Try it
Whenever a line contains "name", include it in the count; reply with the number of such lines in the data and nothing else.

Data extracted from a collection:
- - -

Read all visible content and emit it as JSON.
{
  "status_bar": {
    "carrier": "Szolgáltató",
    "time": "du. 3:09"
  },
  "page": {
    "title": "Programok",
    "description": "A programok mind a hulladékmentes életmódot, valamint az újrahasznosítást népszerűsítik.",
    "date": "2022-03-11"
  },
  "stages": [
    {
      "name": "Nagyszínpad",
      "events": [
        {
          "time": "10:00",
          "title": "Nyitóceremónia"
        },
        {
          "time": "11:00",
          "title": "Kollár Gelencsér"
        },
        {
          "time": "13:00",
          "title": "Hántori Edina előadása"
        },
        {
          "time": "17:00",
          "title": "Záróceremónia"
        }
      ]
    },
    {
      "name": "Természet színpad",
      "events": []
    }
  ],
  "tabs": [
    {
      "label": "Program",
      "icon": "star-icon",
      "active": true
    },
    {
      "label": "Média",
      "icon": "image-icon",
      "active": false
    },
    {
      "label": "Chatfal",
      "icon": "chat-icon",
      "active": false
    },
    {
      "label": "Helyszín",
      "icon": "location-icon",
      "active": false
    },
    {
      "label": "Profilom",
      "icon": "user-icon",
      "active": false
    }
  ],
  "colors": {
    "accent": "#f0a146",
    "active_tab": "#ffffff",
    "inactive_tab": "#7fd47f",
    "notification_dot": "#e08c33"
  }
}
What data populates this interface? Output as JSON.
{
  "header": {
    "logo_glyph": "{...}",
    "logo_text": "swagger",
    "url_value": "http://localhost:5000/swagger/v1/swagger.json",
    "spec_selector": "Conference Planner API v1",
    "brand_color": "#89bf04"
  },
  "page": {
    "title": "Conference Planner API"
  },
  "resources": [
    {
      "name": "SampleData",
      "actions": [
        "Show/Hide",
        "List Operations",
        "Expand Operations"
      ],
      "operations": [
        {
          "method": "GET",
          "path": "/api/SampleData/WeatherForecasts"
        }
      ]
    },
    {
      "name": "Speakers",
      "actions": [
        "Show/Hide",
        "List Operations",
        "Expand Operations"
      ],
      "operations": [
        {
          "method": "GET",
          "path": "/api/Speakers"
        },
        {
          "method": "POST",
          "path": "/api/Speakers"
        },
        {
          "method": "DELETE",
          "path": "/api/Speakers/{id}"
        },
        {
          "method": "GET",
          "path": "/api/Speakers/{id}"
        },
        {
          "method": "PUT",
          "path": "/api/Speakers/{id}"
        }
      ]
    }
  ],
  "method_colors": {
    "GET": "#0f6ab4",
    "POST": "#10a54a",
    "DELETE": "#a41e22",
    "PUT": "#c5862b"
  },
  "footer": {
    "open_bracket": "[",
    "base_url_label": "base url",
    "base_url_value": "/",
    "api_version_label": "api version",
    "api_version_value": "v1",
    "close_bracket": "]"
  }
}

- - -

Task solution
4